[Material supplied]

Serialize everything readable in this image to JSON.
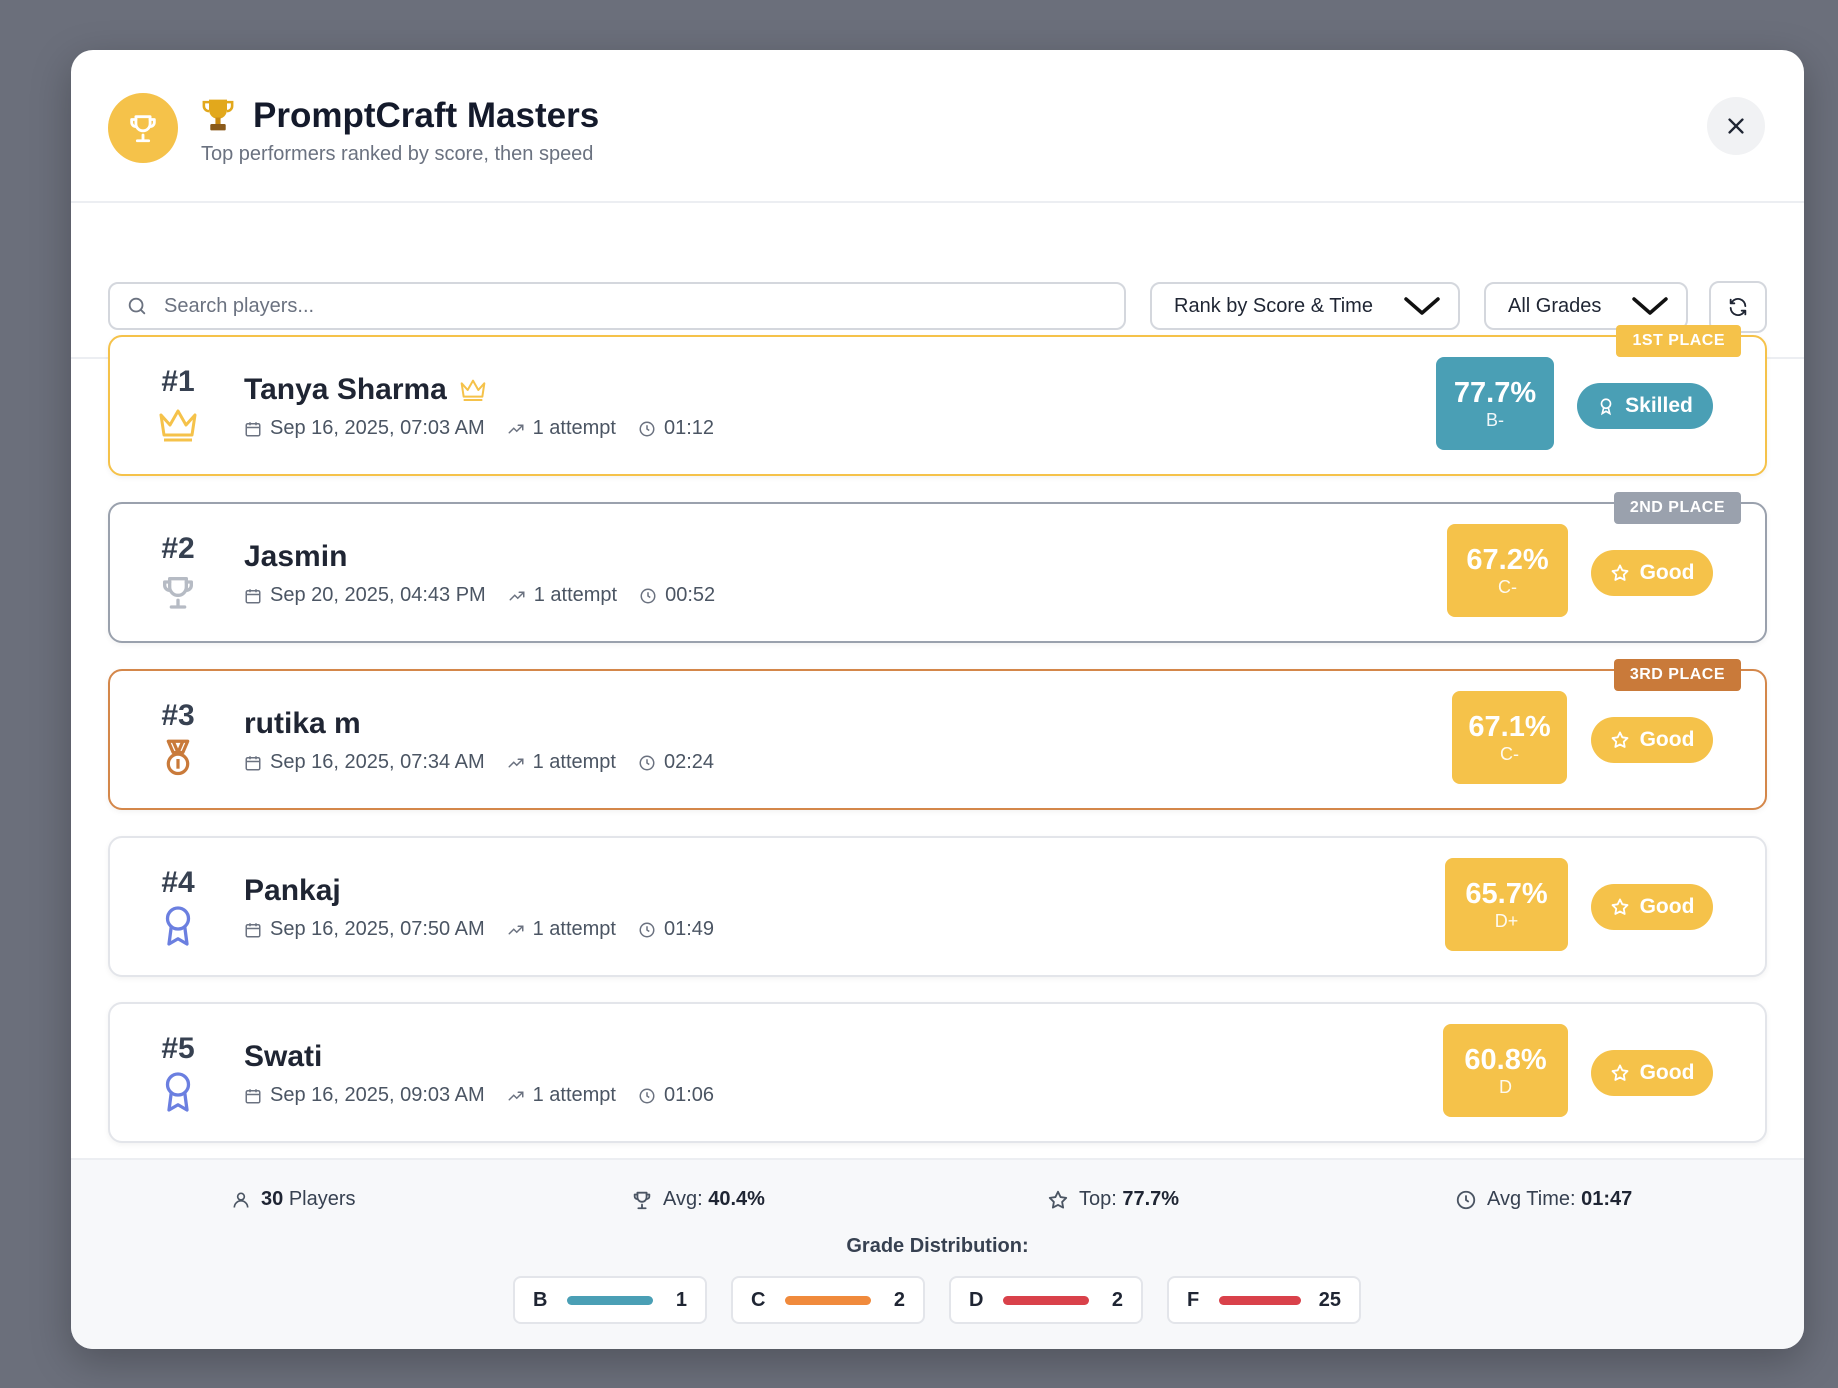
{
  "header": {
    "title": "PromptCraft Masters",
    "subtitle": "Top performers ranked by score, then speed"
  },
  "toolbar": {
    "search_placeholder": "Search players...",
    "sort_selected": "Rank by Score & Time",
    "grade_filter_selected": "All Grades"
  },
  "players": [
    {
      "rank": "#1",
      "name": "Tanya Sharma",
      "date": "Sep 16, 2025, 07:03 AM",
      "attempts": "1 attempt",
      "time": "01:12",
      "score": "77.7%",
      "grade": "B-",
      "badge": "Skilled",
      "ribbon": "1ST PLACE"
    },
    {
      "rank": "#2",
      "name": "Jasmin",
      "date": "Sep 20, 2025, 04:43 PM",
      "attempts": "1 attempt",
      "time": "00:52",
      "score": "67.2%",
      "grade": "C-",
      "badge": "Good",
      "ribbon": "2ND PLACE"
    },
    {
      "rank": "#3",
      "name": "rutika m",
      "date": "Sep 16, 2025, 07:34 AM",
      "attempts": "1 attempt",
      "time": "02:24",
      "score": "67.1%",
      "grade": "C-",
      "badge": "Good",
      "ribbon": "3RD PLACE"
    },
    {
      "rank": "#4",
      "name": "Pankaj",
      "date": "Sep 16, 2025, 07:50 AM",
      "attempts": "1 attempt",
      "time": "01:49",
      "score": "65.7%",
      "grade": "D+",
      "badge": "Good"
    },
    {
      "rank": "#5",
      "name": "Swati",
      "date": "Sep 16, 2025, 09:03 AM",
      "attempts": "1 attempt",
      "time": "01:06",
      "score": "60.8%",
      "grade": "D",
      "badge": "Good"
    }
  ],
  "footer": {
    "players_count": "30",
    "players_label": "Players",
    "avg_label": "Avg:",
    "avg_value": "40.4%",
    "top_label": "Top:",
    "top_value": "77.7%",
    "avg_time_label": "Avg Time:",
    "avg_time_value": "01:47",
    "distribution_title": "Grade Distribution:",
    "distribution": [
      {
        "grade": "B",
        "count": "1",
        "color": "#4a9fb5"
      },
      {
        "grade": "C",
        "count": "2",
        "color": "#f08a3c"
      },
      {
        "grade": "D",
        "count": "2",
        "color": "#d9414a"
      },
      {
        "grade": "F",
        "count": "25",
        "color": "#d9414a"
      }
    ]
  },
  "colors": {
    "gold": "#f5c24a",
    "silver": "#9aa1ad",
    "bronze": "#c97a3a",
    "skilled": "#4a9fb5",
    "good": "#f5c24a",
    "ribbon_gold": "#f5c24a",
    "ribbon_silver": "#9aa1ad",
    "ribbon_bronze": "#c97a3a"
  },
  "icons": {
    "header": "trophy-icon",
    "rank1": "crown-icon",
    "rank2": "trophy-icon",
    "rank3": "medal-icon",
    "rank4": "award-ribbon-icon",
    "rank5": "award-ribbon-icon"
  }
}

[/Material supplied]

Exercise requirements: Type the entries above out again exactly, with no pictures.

Task answer:
Serialize everything readable in this image to JSON.
{
  "header": {
    "title": "PromptCraft Masters",
    "subtitle": "Top performers ranked by score, then speed"
  },
  "toolbar": {
    "search_placeholder": "Search players...",
    "sort_selected": "Rank by Score & Time",
    "grade_filter_selected": "All Grades"
  },
  "players": [
    {
      "rank": "#1",
      "name": "Tanya Sharma",
      "date": "Sep 16, 2025, 07:03 AM",
      "attempts": "1 attempt",
      "time": "01:12",
      "score": "77.7%",
      "grade": "B-",
      "badge": "Skilled",
      "ribbon": "1ST PLACE"
    },
    {
      "rank": "#2",
      "name": "Jasmin",
      "date": "Sep 20, 2025, 04:43 PM",
      "attempts": "1 attempt",
      "time": "00:52",
      "score": "67.2%",
      "grade": "C-",
      "badge": "Good",
      "ribbon": "2ND PLACE"
    },
    {
      "rank": "#3",
      "name": "rutika m",
      "date": "Sep 16, 2025, 07:34 AM",
      "attempts": "1 attempt",
      "time": "02:24",
      "score": "67.1%",
      "grade": "C-",
      "badge": "Good",
      "ribbon": "3RD PLACE"
    },
    {
      "rank": "#4",
      "name": "Pankaj",
      "date": "Sep 16, 2025, 07:50 AM",
      "attempts": "1 attempt",
      "time": "01:49",
      "score": "65.7%",
      "grade": "D+",
      "badge": "Good"
    },
    {
      "rank": "#5",
      "name": "Swati",
      "date": "Sep 16, 2025, 09:03 AM",
      "attempts": "1 attempt",
      "time": "01:06",
      "score": "60.8%",
      "grade": "D",
      "badge": "Good"
    }
  ],
  "footer": {
    "players_count": "30",
    "players_label": "Players",
    "avg_label": "Avg:",
    "avg_value": "40.4%",
    "top_label": "Top:",
    "top_value": "77.7%",
    "avg_time_label": "Avg Time:",
    "avg_time_value": "01:47",
    "distribution_title": "Grade Distribution:",
    "distribution": [
      {
        "grade": "B",
        "count": "1",
        "color": "#4a9fb5"
      },
      {
        "grade": "C",
        "count": "2",
        "color": "#f08a3c"
      },
      {
        "grade": "D",
        "count": "2",
        "color": "#d9414a"
      },
      {
        "grade": "F",
        "count": "25",
        "color": "#d9414a"
      }
    ]
  },
  "colors": {
    "gold": "#f5c24a",
    "silver": "#9aa1ad",
    "bronze": "#c97a3a",
    "skilled": "#4a9fb5",
    "good": "#f5c24a",
    "ribbon_gold": "#f5c24a",
    "ribbon_silver": "#9aa1ad",
    "ribbon_bronze": "#c97a3a"
  },
  "icons": {
    "header": "trophy-icon",
    "rank1": "crown-icon",
    "rank2": "trophy-icon",
    "rank3": "medal-icon",
    "rank4": "award-ribbon-icon",
    "rank5": "award-ribbon-icon"
  }
}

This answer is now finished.